* Assigned task
Reproduce each line below precisely. Drop the pictures.

Element data from apps and pages:
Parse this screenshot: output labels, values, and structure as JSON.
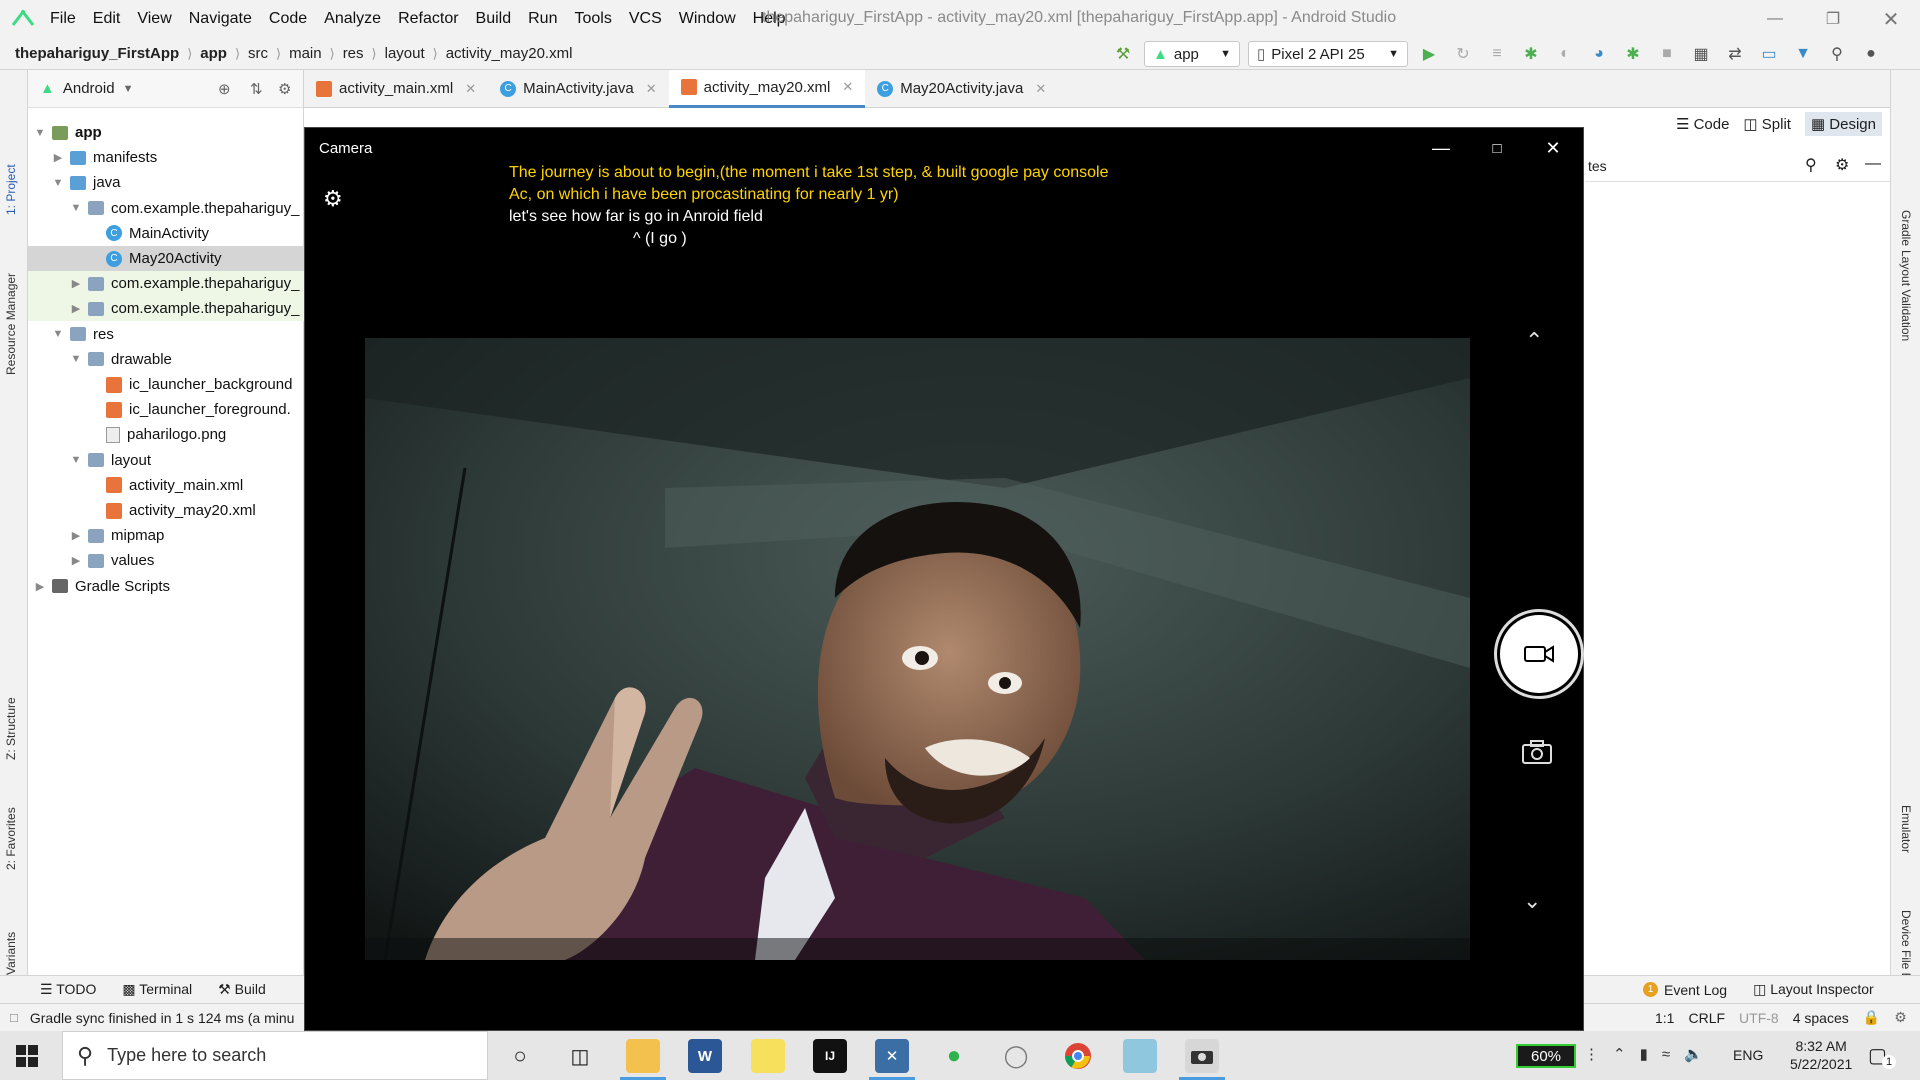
{
  "menubar": {
    "items": [
      "File",
      "Edit",
      "View",
      "Navigate",
      "Code",
      "Analyze",
      "Refactor",
      "Build",
      "Run",
      "Tools",
      "VCS",
      "Window",
      "Help"
    ],
    "window_title": "thepahariguy_FirstApp - activity_may20.xml [thepahariguy_FirstApp.app] - Android Studio"
  },
  "navbar": {
    "breadcrumbs": [
      "thepahariguy_FirstApp",
      "app",
      "src",
      "main",
      "res",
      "layout",
      "activity_may20.xml"
    ],
    "run_config": "app",
    "device": "Pixel 2 API 25"
  },
  "project_panel": {
    "view_mode": "Android",
    "tree": [
      {
        "label": "app",
        "type": "module",
        "level": 0
      },
      {
        "label": "manifests",
        "type": "folder",
        "level": 1
      },
      {
        "label": "java",
        "type": "folder",
        "level": 1
      },
      {
        "label": "com.example.thepahariguy_",
        "type": "package",
        "level": 2
      },
      {
        "label": "MainActivity",
        "type": "class",
        "level": 3
      },
      {
        "label": "May20Activity",
        "type": "class",
        "level": 3
      },
      {
        "label": "com.example.thepahariguy_",
        "type": "package",
        "level": 2
      },
      {
        "label": "com.example.thepahariguy_",
        "type": "package",
        "level": 2
      },
      {
        "label": "res",
        "type": "folder",
        "level": 1
      },
      {
        "label": "drawable",
        "type": "folder",
        "level": 2
      },
      {
        "label": "ic_launcher_background",
        "type": "xml",
        "level": 3
      },
      {
        "label": "ic_launcher_foreground.",
        "type": "xml",
        "level": 3
      },
      {
        "label": "paharilogo.png",
        "type": "png",
        "level": 3
      },
      {
        "label": "layout",
        "type": "folder",
        "level": 2
      },
      {
        "label": "activity_main.xml",
        "type": "xml",
        "level": 3
      },
      {
        "label": "activity_may20.xml",
        "type": "xml",
        "level": 3
      },
      {
        "label": "mipmap",
        "type": "folder",
        "level": 2
      },
      {
        "label": "values",
        "type": "folder",
        "level": 2
      },
      {
        "label": "Gradle Scripts",
        "type": "gradle",
        "level": 0
      }
    ],
    "side_labels": [
      "1: Project",
      "Resource Manager",
      "Z: Structure",
      "2: Favorites",
      "Build Variants"
    ]
  },
  "editor_tabs": [
    "activity_main.xml",
    "MainActivity.java",
    "activity_may20.xml",
    "May20Activity.java"
  ],
  "editor": {
    "view_modes": [
      "Code",
      "Split",
      "Design"
    ],
    "palette_fragment": "tes"
  },
  "right_strip_labels": [
    "Gradle",
    "Layout Validation",
    "Emulator",
    "Device File Explorer"
  ],
  "camera": {
    "title": "Camera",
    "note_lines_yellow": [
      "The journey is about to begin,(the moment i take 1st step, & built google pay console",
      "Ac, on which i have been procastinating for nearly 1 yr)"
    ],
    "note_lines_white": [
      "let's see how far is go in Anroid field",
      "^ (I go )"
    ]
  },
  "bottom_tools": {
    "left": [
      "TODO",
      "Terminal",
      "Build"
    ],
    "right": [
      "Event Log",
      "Layout Inspector"
    ],
    "event_count": "1"
  },
  "statusbar": {
    "message": "Gradle sync finished in 1 s 124 ms (a minu",
    "position": "1:1",
    "line_sep": "CRLF",
    "encoding": "UTF-8",
    "indent": "4 spaces"
  },
  "taskbar": {
    "search_placeholder": "Type here to search",
    "battery": "60%",
    "language": "ENG",
    "time": "8:32 AM",
    "date": "5/22/2021",
    "notif_count": "1"
  }
}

* Finished exercise
Parse this screenshot: output labels, values, and structure as JSON.
{
  "menubar": {
    "items": [
      "File",
      "Edit",
      "View",
      "Navigate",
      "Code",
      "Analyze",
      "Refactor",
      "Build",
      "Run",
      "Tools",
      "VCS",
      "Window",
      "Help"
    ],
    "window_title": "thepahariguy_FirstApp - activity_may20.xml [thepahariguy_FirstApp.app] - Android Studio"
  },
  "navbar": {
    "breadcrumbs": [
      "thepahariguy_FirstApp",
      "app",
      "src",
      "main",
      "res",
      "layout",
      "activity_may20.xml"
    ],
    "run_config": "app",
    "device": "Pixel 2 API 25"
  },
  "project_panel": {
    "view_mode": "Android",
    "tree": [
      {
        "label": "app",
        "type": "module",
        "level": 0
      },
      {
        "label": "manifests",
        "type": "folder",
        "level": 1
      },
      {
        "label": "java",
        "type": "folder",
        "level": 1
      },
      {
        "label": "com.example.thepahariguy_",
        "type": "package",
        "level": 2
      },
      {
        "label": "MainActivity",
        "type": "class",
        "level": 3
      },
      {
        "label": "May20Activity",
        "type": "class",
        "level": 3
      },
      {
        "label": "com.example.thepahariguy_",
        "type": "package",
        "level": 2
      },
      {
        "label": "com.example.thepahariguy_",
        "type": "package",
        "level": 2
      },
      {
        "label": "res",
        "type": "folder",
        "level": 1
      },
      {
        "label": "drawable",
        "type": "folder",
        "level": 2
      },
      {
        "label": "ic_launcher_background",
        "type": "xml",
        "level": 3
      },
      {
        "label": "ic_launcher_foreground.",
        "type": "xml",
        "level": 3
      },
      {
        "label": "paharilogo.png",
        "type": "png",
        "level": 3
      },
      {
        "label": "layout",
        "type": "folder",
        "level": 2
      },
      {
        "label": "activity_main.xml",
        "type": "xml",
        "level": 3
      },
      {
        "label": "activity_may20.xml",
        "type": "xml",
        "level": 3
      },
      {
        "label": "mipmap",
        "type": "folder",
        "level": 2
      },
      {
        "label": "values",
        "type": "folder",
        "level": 2
      },
      {
        "label": "Gradle Scripts",
        "type": "gradle",
        "level": 0
      }
    ],
    "side_labels": [
      "1: Project",
      "Resource Manager",
      "Z: Structure",
      "2: Favorites",
      "Build Variants"
    ]
  },
  "editor_tabs": [
    "activity_main.xml",
    "MainActivity.java",
    "activity_may20.xml",
    "May20Activity.java"
  ],
  "editor": {
    "view_modes": [
      "Code",
      "Split",
      "Design"
    ],
    "palette_fragment": "tes"
  },
  "right_strip_labels": [
    "Gradle",
    "Layout Validation",
    "Emulator",
    "Device File Explorer"
  ],
  "camera": {
    "title": "Camera",
    "note_lines_yellow": [
      "The journey is about to begin,(the moment i take 1st step, & built google pay console",
      "Ac, on which i have been procastinating for nearly 1 yr)"
    ],
    "note_lines_white": [
      "let's see how far is go in Anroid field",
      "^ (I go )"
    ]
  },
  "bottom_tools": {
    "left": [
      "TODO",
      "Terminal",
      "Build"
    ],
    "right": [
      "Event Log",
      "Layout Inspector"
    ],
    "event_count": "1"
  },
  "statusbar": {
    "message": "Gradle sync finished in 1 s 124 ms (a minu",
    "position": "1:1",
    "line_sep": "CRLF",
    "encoding": "UTF-8",
    "indent": "4 spaces"
  },
  "taskbar": {
    "search_placeholder": "Type here to search",
    "battery": "60%",
    "language": "ENG",
    "time": "8:32 AM",
    "date": "5/22/2021",
    "notif_count": "1"
  }
}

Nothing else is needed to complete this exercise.